    Does the tide come in every day? Not only every day, but twice a day the entire San Francisco Bay rises and falls as much as 2 to 8 feet, fed by the tides from the Pacific Ocean outside the Golden Gate. The moon influences these tides; as long as the moon rises and falls, so will the tides. What happens to the sewage? Every home is equipped with a holding tank containing a pump connected to a flexible green hose, which is connected to the dock, which leads to shore. All the drains in the home lead to this holding tank. Nothing is allowed to go over the side into the water. How can concrete float? On many of these floating homes, what looks like concrete foundations are really the concrete barges. The homes will float when the tide is high enough.
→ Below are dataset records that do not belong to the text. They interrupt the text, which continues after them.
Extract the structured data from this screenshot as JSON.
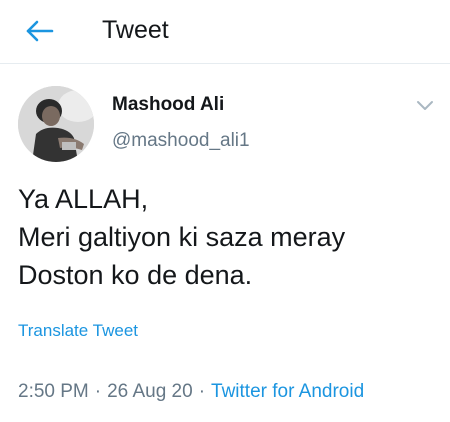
{
  "header": {
    "back_icon": "arrow-left-icon",
    "title": "Tweet",
    "accent_color": "#1b95e0"
  },
  "author": {
    "display_name": "Mashood Ali",
    "handle": "@mashood_ali1",
    "avatar_icon": "profile-photo",
    "menu_icon": "chevron-down-icon"
  },
  "tweet": {
    "lines": [
      "Ya ALLAH,",
      "Meri galtiyon ki saza meray",
      "Doston ko de dena."
    ],
    "translate_label": "Translate Tweet"
  },
  "meta": {
    "time": "2:50 PM",
    "separator": "·",
    "date": "26 Aug 20",
    "source": "Twitter for Android"
  }
}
All will sit on the mud when the tide is out far enough. What about the long walk out the dock in the rain? It rains at night, while you are at work, on weekends when you are out playing, etc. How often are you going to get caught in our infrequent storms? Can’t deny it. Sometimes you are going to be carrying a bag of groceries (or two), the wind and rain come up, there goes your umbrella and you’re not to your house yet. Think of it as a brief, close, intense relationship with Mother Nature. How are floating homes taxed? Floating homeowners pay personal property tax at the same rate as your property taxes ashore: One percent of assessed valuation. On houses and property, it is called a secured property tax. On floating homes, as well as mobile homes, boats and airplanes, it is called unsecured property tax, mainly because the taxed item can literally be moved around. What is the berthage fee? The floating marina can be compared to mobile home parks; the residents own their homes, and rent the berth or slip from a landlord. The landlord owns the land under the marina, the docks, the utility lines under the dock, the parking lots, and the maintenance obligation for all these facilities. Berthage or slip fees are calculated according to the size of the berth, the size of the floating home, the distance from shore, etc. The fee varies widely, but many fees are in the $1,000 per month range, and cover water, garbage, sewage, parking and common area maintenance. Are floating homes always damp? Is your house always damp? No different. As long as there are no leaks in the roof, siding, windows, etc. and the boat has a heating system for the days you would usually use a heating system, our homes are no damper then what you would expect in a land based dwelling. Are floating homes environmentally correct? Of course. Consider these points. Floating home living is generally compact living; thus, there is a more efficient use of heat, light, water, and living space in general. There are no impervious driveways or thirsty lawns. Parking is concentrated in lots as compact as possible, and many residents walk or bike to the grocery store, library and shops. And, the docks are elevated, so natural life can continue under the dock surface. Floating homes are ready for sea level rise, one of the results of climate change. The newest dock, the Charles van Damme, was designed so that its utilities rise and fall with the bay. How does one acquire a floating home? Floating homes are bought and sold like any other property. There are floating home realtors, they are listed on the Multiple Listing System, and there are often notices and offers posted on the bulletin boards at the front of each dock for both sales and rentals.

Visit Us On FacebookVisit Us On Youtube